● What needs to be done:
Your job is to return every line in the data holding the string "this".

Extracted data entries
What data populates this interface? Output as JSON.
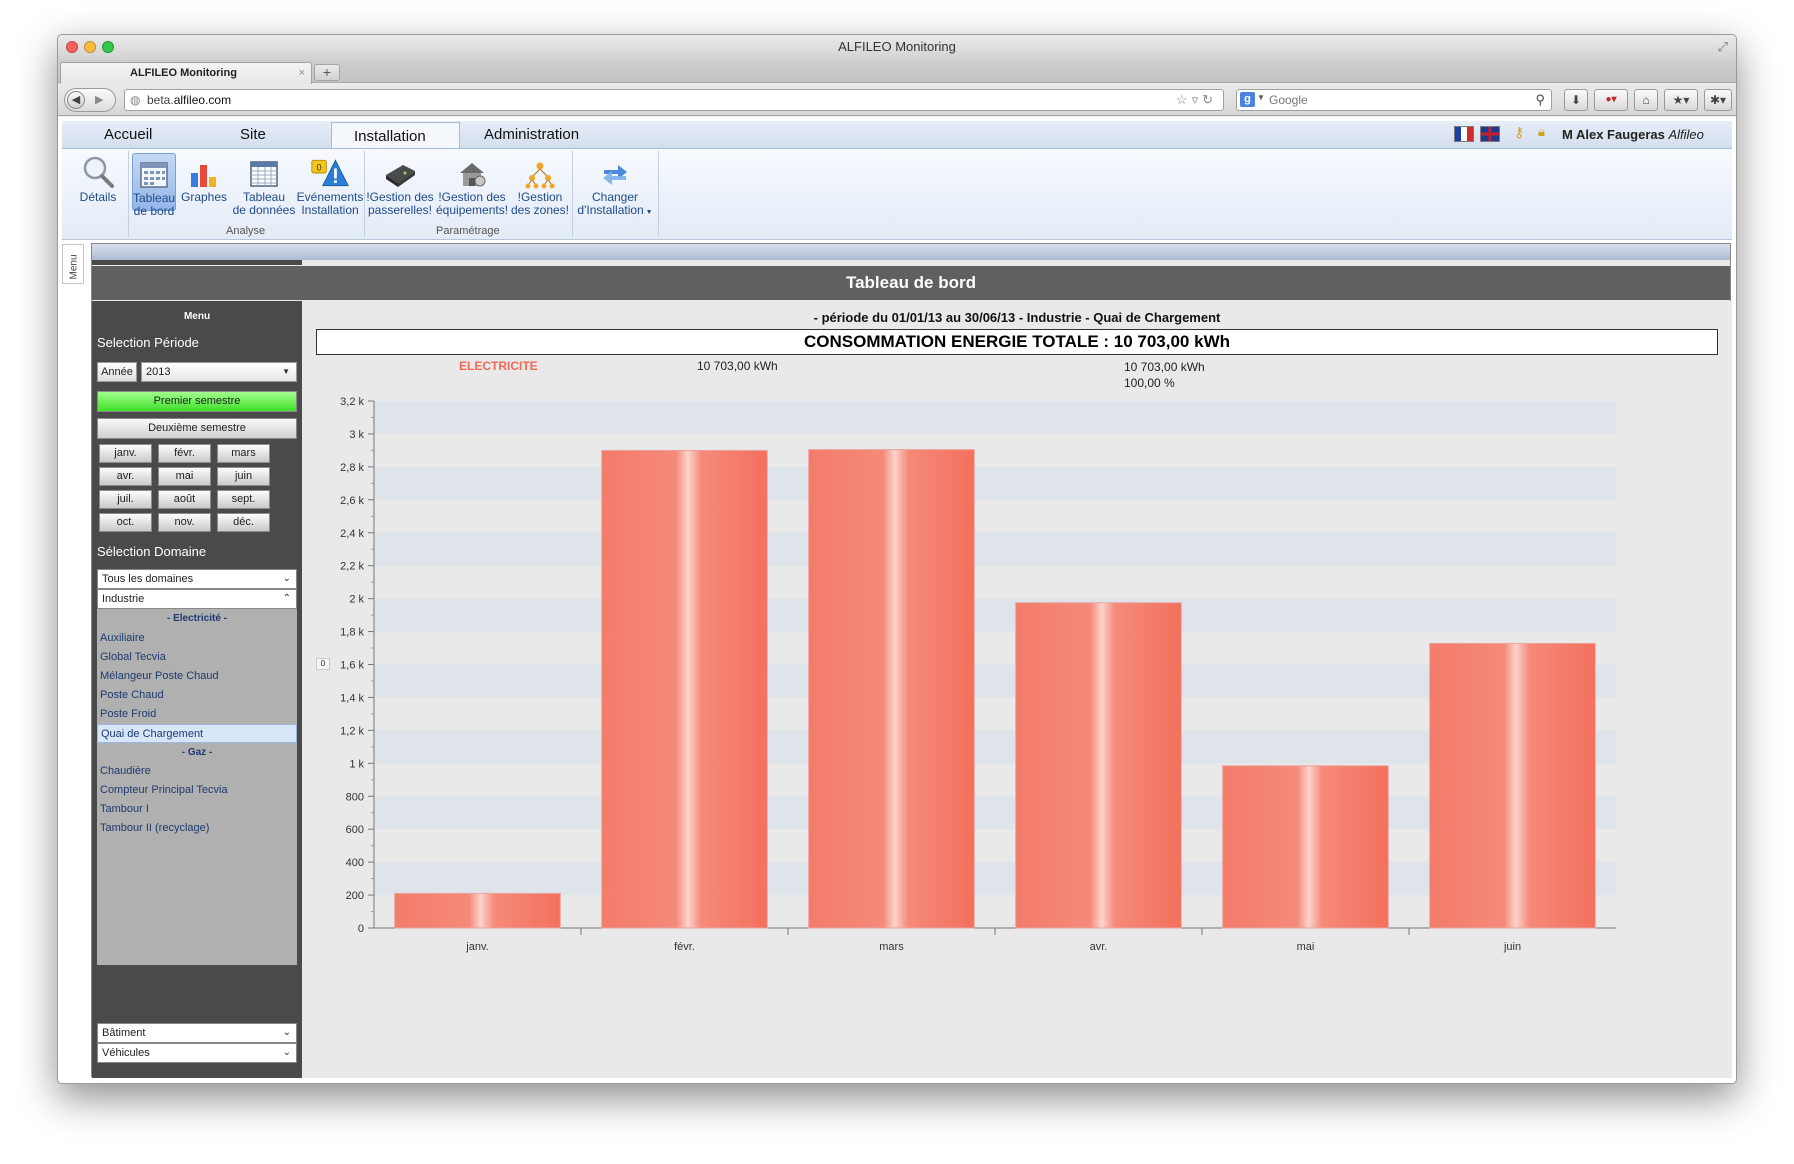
{
  "window": {
    "title": "ALFILEO Monitoring"
  },
  "browser": {
    "tab_title": "ALFILEO Monitoring",
    "newtab_label": "+",
    "url_prefix": "beta.",
    "url_domain": "alfileo.com",
    "search_placeholder": "Google"
  },
  "app": {
    "tabs": [
      {
        "label": "Accueil"
      },
      {
        "label": "Site"
      },
      {
        "label": "Installation",
        "active": true
      },
      {
        "label": "Administration"
      }
    ],
    "user": {
      "name": "M Alex Faugeras",
      "org": "Alfileo"
    }
  },
  "ribbon": {
    "buttons": [
      {
        "label1": "Détails",
        "label2": ""
      },
      {
        "label1": "Tableau",
        "label2": "de bord"
      },
      {
        "label1": "Graphes",
        "label2": ""
      },
      {
        "label1": "Tableau",
        "label2": "de données"
      },
      {
        "label1": "Evénements",
        "label2": "Installation",
        "badge": "0"
      },
      {
        "label1": "!Gestion des",
        "label2": "passerelles!"
      },
      {
        "label1": "!Gestion des",
        "label2": "équipements!"
      },
      {
        "label1": "!Gestion",
        "label2": "des zones!"
      },
      {
        "label1": "Changer",
        "label2": "d'Installation"
      }
    ],
    "groups": {
      "analyse": "Analyse",
      "parametrage": "Paramétrage"
    }
  },
  "menu_strip": "Menu",
  "page_title": "Tableau de bord",
  "sidebar": {
    "menu_title": "Menu",
    "periode_title": "Selection Période",
    "annee_label": "Année",
    "year_value": "2013",
    "premier_semestre": "Premier semestre",
    "deuxieme_semestre": "Deuxième semestre",
    "months": [
      "janv.",
      "févr.",
      "mars",
      "avr.",
      "mai",
      "juin",
      "juil.",
      "août",
      "sept.",
      "oct.",
      "nov.",
      "déc."
    ],
    "domaine_title": "Sélection Domaine",
    "domain_select": "Tous les domaines",
    "industrie_select": "Industrie",
    "electricite_head": "- Electricité -",
    "electricite_items": [
      "Auxiliaire",
      "Global Tecvia",
      "Mélangeur Poste Chaud",
      "Poste Chaud",
      "Poste Froid",
      "Quai de Chargement"
    ],
    "gaz_head": "- Gaz -",
    "gaz_items": [
      "Chaudière",
      "Compteur Principal Tecvia",
      "Tambour I",
      "Tambour II (recyclage)"
    ],
    "batiment_select": "Bâtiment",
    "vehicules_select": "Véhicules"
  },
  "content": {
    "period": "- période du 01/01/13 au 30/06/13 - Industrie - Quai de Chargement",
    "total": "CONSOMMATION ENERGIE TOTALE : 10 703,00 kWh",
    "legend_name": "ELECTRICITE",
    "legend_value": "10 703,00 kWh",
    "legend_total": "10 703,00 kWh",
    "legend_percent": "100,00 %",
    "zero_tag": "0"
  },
  "chart_data": {
    "type": "bar",
    "categories": [
      "janv.",
      "févr.",
      "mars",
      "avr.",
      "mai",
      "juin"
    ],
    "series": [
      {
        "name": "ELECTRICITE",
        "values": [
          210,
          2900,
          2905,
          1975,
          985,
          1728
        ]
      }
    ],
    "ylim": [
      0,
      3200
    ],
    "yticks": [
      0,
      200,
      400,
      600,
      800,
      1000,
      1200,
      1400,
      1600,
      1800,
      2000,
      2200,
      2400,
      2600,
      2800,
      3000,
      3200
    ],
    "ytick_labels": [
      "0",
      "200",
      "400",
      "600",
      "800",
      "1 k",
      "1,2 k",
      "1,4 k",
      "1,6 k",
      "1,8 k",
      "2 k",
      "2,2 k",
      "2,4 k",
      "2,6 k",
      "2,8 k",
      "3 k",
      "3,2 k"
    ],
    "grid": "alternating horizontal bands",
    "colors": {
      "bar": "#f47b69",
      "bar_highlight": "#fcd3cb",
      "band": "#dfe3ea"
    }
  }
}
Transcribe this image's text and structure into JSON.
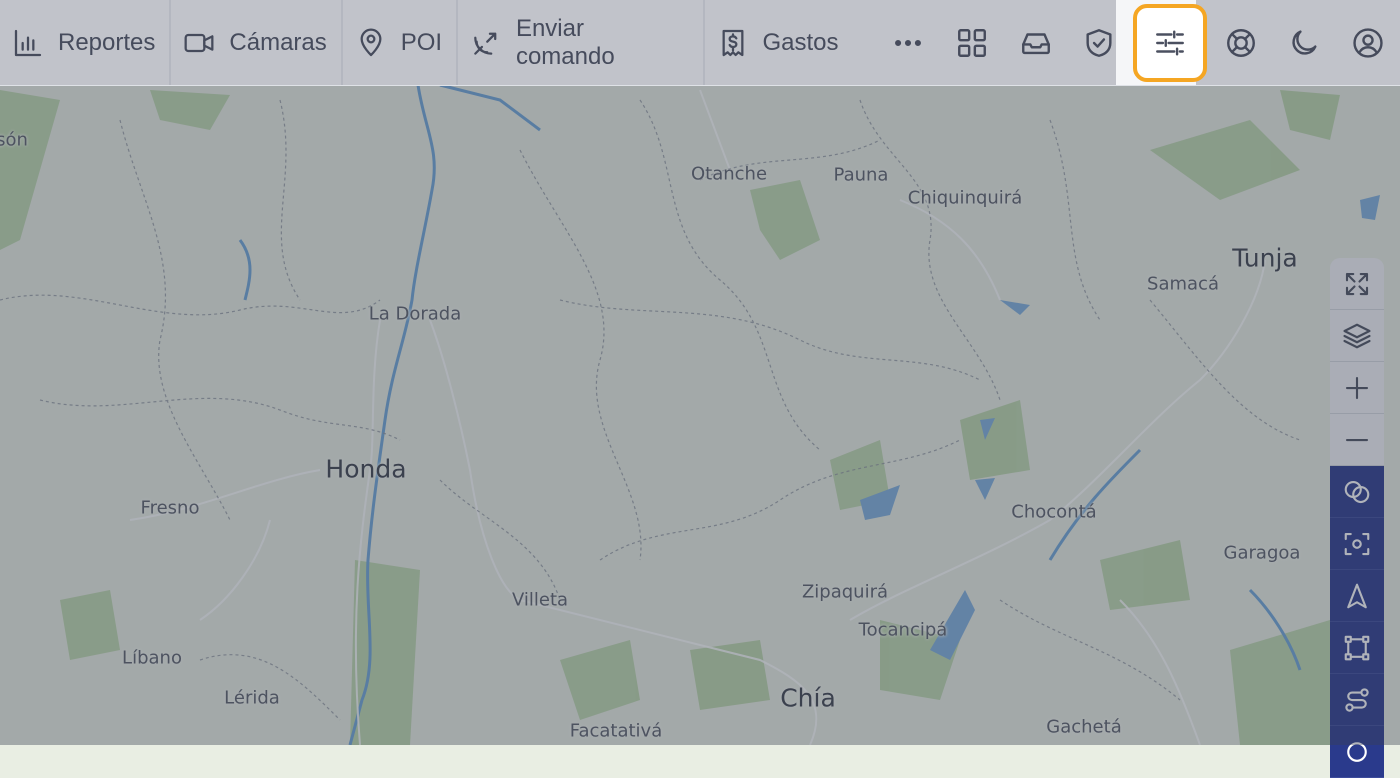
{
  "nav": [
    {
      "label": "Reportes",
      "icon": "bar-chart-icon"
    },
    {
      "label": "Cámaras",
      "icon": "video-camera-icon"
    },
    {
      "label": "POI",
      "icon": "map-pin-icon"
    },
    {
      "label": "Enviar comando",
      "icon": "satellite-dish-icon"
    },
    {
      "label": "Gastos",
      "icon": "receipt-dollar-icon"
    }
  ],
  "toolbar_icons": [
    "more-dots-icon",
    "grid-apps-icon",
    "inbox-icon",
    "shield-check-icon",
    "sliders-icon",
    "lifebuoy-icon",
    "moon-icon",
    "user-avatar-icon"
  ],
  "active_icon": "sliders-icon",
  "accent_color": "#f5a623",
  "rail_dark_color": "#2a3a8c",
  "map_rail": {
    "light": [
      "fullscreen-icon",
      "layers-icon",
      "zoom-in-icon",
      "zoom-out-icon"
    ],
    "dark": [
      "geofence-circles-icon",
      "focus-target-icon",
      "navigation-arrow-icon",
      "polygon-select-icon",
      "route-icon"
    ]
  },
  "places": [
    {
      "name": "són"
    },
    {
      "name": "Otanche"
    },
    {
      "name": "Pauna"
    },
    {
      "name": "Chiquinquirá"
    },
    {
      "name": "Tunja"
    },
    {
      "name": "Samacá"
    },
    {
      "name": "La Dorada"
    },
    {
      "name": "Honda"
    },
    {
      "name": "Fresno"
    },
    {
      "name": "Chocontá"
    },
    {
      "name": "Garagoa"
    },
    {
      "name": "Villeta"
    },
    {
      "name": "Zipaquirá"
    },
    {
      "name": "Tocancipá"
    },
    {
      "name": "Líbano"
    },
    {
      "name": "Lérida"
    },
    {
      "name": "Chía"
    },
    {
      "name": "Facatativá"
    },
    {
      "name": "Gachetá"
    }
  ]
}
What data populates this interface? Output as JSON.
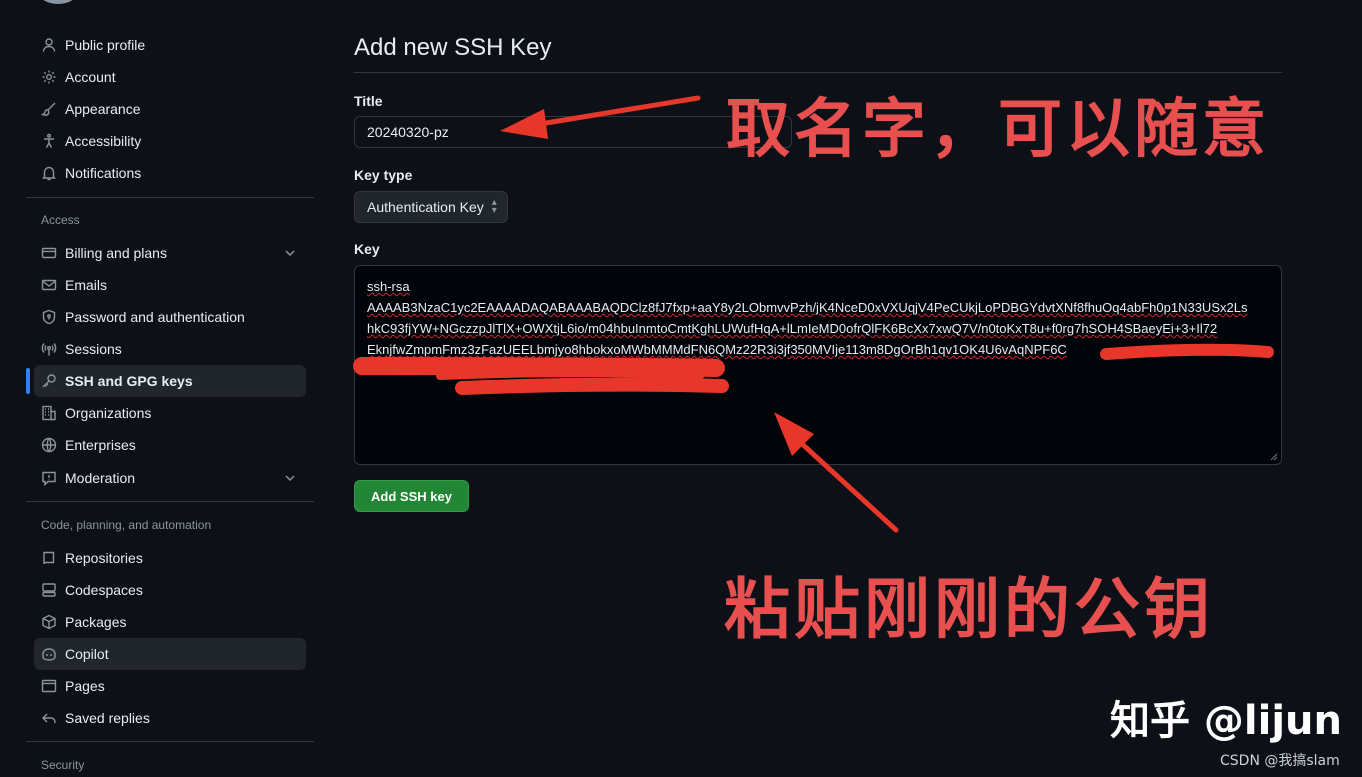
{
  "sidebar": {
    "top_items": [
      {
        "label": "Public profile",
        "icon": "person-icon"
      },
      {
        "label": "Account",
        "icon": "gear-icon"
      },
      {
        "label": "Appearance",
        "icon": "paintbrush-icon"
      },
      {
        "label": "Accessibility",
        "icon": "accessibility-icon"
      },
      {
        "label": "Notifications",
        "icon": "bell-icon"
      }
    ],
    "access_heading": "Access",
    "access_items": [
      {
        "label": "Billing and plans",
        "icon": "credit-card-icon",
        "expandable": true
      },
      {
        "label": "Emails",
        "icon": "mail-icon"
      },
      {
        "label": "Password and authentication",
        "icon": "shield-lock-icon"
      },
      {
        "label": "Sessions",
        "icon": "broadcast-icon"
      },
      {
        "label": "SSH and GPG keys",
        "icon": "key-icon",
        "active": true
      },
      {
        "label": "Organizations",
        "icon": "organization-icon"
      },
      {
        "label": "Enterprises",
        "icon": "globe-icon"
      },
      {
        "label": "Moderation",
        "icon": "report-icon",
        "expandable": true
      }
    ],
    "code_heading": "Code, planning, and automation",
    "code_items": [
      {
        "label": "Repositories",
        "icon": "repo-icon"
      },
      {
        "label": "Codespaces",
        "icon": "codespaces-icon"
      },
      {
        "label": "Packages",
        "icon": "package-icon"
      },
      {
        "label": "Copilot",
        "icon": "copilot-icon",
        "highlighted": true
      },
      {
        "label": "Pages",
        "icon": "browser-icon"
      },
      {
        "label": "Saved replies",
        "icon": "reply-icon"
      }
    ],
    "security_heading": "Security"
  },
  "main": {
    "title": "Add new SSH Key",
    "title_field_label": "Title",
    "title_field_value": "20240320-pz",
    "key_type_label": "Key type",
    "key_type_value": "Authentication Key",
    "key_label": "Key",
    "key_lines": [
      "ssh-rsa",
      "AAAAB3NzaC1yc2EAAAADAQABAAABAQDClz8fJ7fxp+aaY8y2LObmvvPzh/jK4NceD0xVXUqjV4PeCUkjLoPDBGYdvtXNf8fhuOq4abFh0p1N33USx2Ls",
      "hkC93fjYW+NGczzpJlTlX+OWXtjL6io/m04hbuInmtoCmtKghLUWufHqA+lLmIeMD0ofrQlFK6BcXx7xwQ7V/n0toKxT8u+f0rg7hSOH4SBaeyEi+3+Il72",
      "EknjfwZmpmFmz3zFazUEELbmjyo8hbokxoMWbMMMdFN6QMz22R3i3jf350MVIje113m8DgOrBh1qv1OK4U6vAqNPF6C"
    ],
    "add_button_label": "Add SSH key"
  },
  "annotations": {
    "title_note": "取名字，可以随意",
    "key_note": "粘贴刚刚的公钥",
    "annotation_color": "#e8504f"
  },
  "watermark": "知乎 @lijun",
  "source_credit": "CSDN @我搞slam",
  "colors": {
    "accent": "#2f81f7",
    "button_green": "#238636",
    "background": "#0d1117",
    "redaction": "#e8362b"
  }
}
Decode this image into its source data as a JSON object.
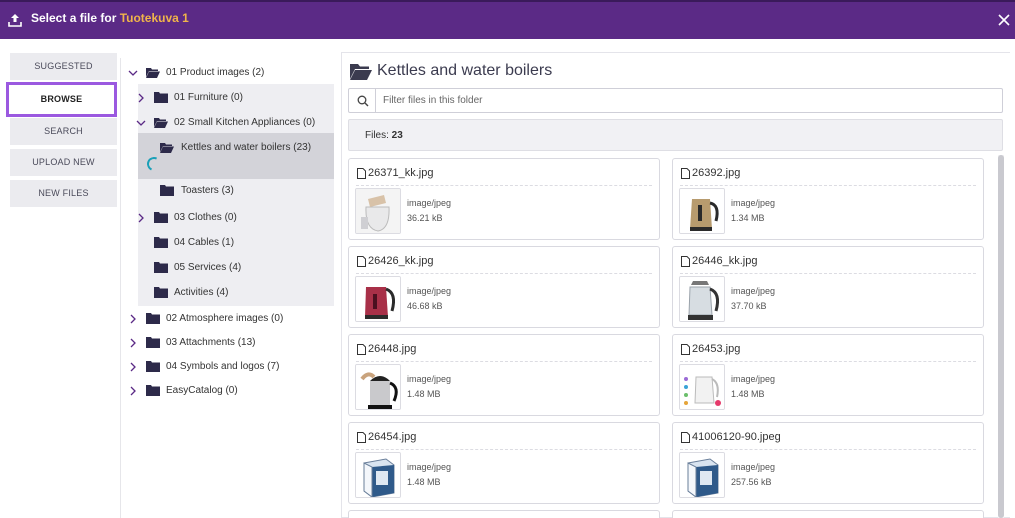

● Task output:
What data populates this interface? Output as JSON.
Transcribe this image's text and structure into JSON.
What data populates this interface? Output as JSON.
Decode this image into its source data as a JSON object.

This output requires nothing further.